Yet by exhorting us to “own up to” our irony problem and embark on a path of recovery, Wallace engages all the paradoxes of AA logic. We either agree with him or in disagreeing with him display our unwillingness to confront our problem. His ostensible answer to the critic caught in this catch-22 is that he or she is suffering from “Analysis-Paralysis,” an affliction common to those whose endless analytical reductions and wheel-spinning equivocations prevent them from accepting their problem and seeking help. The protests of Infinite Jest’s addict could be put to Wallace himself: “Am I out of line in seeing something totalitarian about it? . . . To interdict a fundamental doctrinal question by invoking a doctrine against questioning?” And since Wallace is the author of Infinite Jest, he has put these questions to himself (though buried in footnote #90 of the 1000-page novel), a strategy dangerously close to the televisual sin of incorporating self-critique as insulation against criticism.
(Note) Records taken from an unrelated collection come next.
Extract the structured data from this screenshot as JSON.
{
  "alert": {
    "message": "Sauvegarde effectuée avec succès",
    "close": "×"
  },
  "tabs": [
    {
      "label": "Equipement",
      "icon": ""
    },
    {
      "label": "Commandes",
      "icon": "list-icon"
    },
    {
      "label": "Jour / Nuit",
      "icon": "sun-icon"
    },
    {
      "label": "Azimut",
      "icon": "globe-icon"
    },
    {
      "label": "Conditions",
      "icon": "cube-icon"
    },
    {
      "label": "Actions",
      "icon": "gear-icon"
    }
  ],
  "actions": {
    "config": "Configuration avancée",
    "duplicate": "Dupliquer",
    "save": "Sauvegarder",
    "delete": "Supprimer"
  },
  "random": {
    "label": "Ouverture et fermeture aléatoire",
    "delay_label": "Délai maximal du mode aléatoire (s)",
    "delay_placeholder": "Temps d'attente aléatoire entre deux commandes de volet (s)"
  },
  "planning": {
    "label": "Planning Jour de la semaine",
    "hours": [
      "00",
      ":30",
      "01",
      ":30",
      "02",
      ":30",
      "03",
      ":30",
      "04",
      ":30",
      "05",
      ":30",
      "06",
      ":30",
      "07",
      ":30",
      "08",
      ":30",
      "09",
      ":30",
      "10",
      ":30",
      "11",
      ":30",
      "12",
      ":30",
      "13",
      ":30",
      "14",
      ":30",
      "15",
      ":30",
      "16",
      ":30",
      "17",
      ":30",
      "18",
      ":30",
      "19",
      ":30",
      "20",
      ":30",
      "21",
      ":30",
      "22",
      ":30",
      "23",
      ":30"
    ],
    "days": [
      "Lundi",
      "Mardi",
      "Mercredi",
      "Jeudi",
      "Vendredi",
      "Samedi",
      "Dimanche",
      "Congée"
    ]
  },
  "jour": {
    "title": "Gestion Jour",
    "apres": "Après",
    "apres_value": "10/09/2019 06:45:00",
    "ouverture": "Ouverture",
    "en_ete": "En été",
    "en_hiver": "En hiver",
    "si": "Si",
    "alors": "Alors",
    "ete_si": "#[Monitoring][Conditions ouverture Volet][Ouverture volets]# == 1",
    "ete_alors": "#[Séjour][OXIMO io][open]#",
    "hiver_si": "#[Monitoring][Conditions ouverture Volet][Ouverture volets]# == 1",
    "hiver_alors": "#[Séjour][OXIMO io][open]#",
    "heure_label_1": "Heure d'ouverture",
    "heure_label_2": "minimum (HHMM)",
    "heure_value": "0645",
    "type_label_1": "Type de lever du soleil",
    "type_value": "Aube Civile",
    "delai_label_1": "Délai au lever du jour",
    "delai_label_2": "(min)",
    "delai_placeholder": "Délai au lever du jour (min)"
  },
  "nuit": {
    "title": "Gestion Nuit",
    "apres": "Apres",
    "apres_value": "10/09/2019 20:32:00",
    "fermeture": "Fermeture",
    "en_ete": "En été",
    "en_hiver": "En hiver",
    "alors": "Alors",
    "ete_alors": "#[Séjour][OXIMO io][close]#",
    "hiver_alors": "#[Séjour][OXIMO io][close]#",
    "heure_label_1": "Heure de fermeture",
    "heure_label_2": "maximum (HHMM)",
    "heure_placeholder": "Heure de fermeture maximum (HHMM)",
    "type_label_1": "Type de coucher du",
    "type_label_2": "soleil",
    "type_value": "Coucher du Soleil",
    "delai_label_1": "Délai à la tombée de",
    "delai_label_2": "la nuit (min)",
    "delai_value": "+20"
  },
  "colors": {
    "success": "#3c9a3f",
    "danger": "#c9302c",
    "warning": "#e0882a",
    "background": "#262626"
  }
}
Wallace is too smart to make that argument (an argument that, as a snide reviewer from MetroActive observed, is made “by a thousand newspaper columnists . . . every day”), and too self-consciously clever to abide by its edicts. Since writing “E Unibus Pluram,” he’s killed his own television, but he's too enamored of the narcotic effects of trash TV to go cold turkey. The highlight of a March 24, 1996 New York Times Magazine profile on Wallace was his response when his local friends, the Poags—who have a TV of which Wallace avails himself from time to time—revealed to the reporter that one of Wallace’s favorite shows is Baywatch. His face reddening, Wallace blurted “There are very complicated esthetic reasons why I watch it. It’s why I used to watch The Love Boat—it was soothing, like a narcotic. You knew all the problems would be resolved in fifteen minutes and many lush platitudes would be exchanged.” His defensive rationalizing of this guilty pleasure is classic over-intellectualized addict-speak, and evidence that, despite his claim that TV has made us into a nation of smirking voyeurs whose condescending appreciation of trashy pop culture plays into the hands of irony-wielding advertisers, he has yet to cure himself of the desire to laugh cynically at television with the rest of us. A more sincere description of the reasons he enjoys Baywatch might involve the complicated aesthetic interface between cosmetic surgery and red lycra swimsuits, but that would be, well, embarrassing, a bit too personal, something like “sharing.” And while he claims to have “bottomed-out” on irony, Wallace is still rationalizing, and in his mission to spread the gospel of New Sincerity before he has admitted the depth of his own problem, he has mistaken the twelfth step for the first.

Andrew Hultkrans is a frequent contributor to Artforum.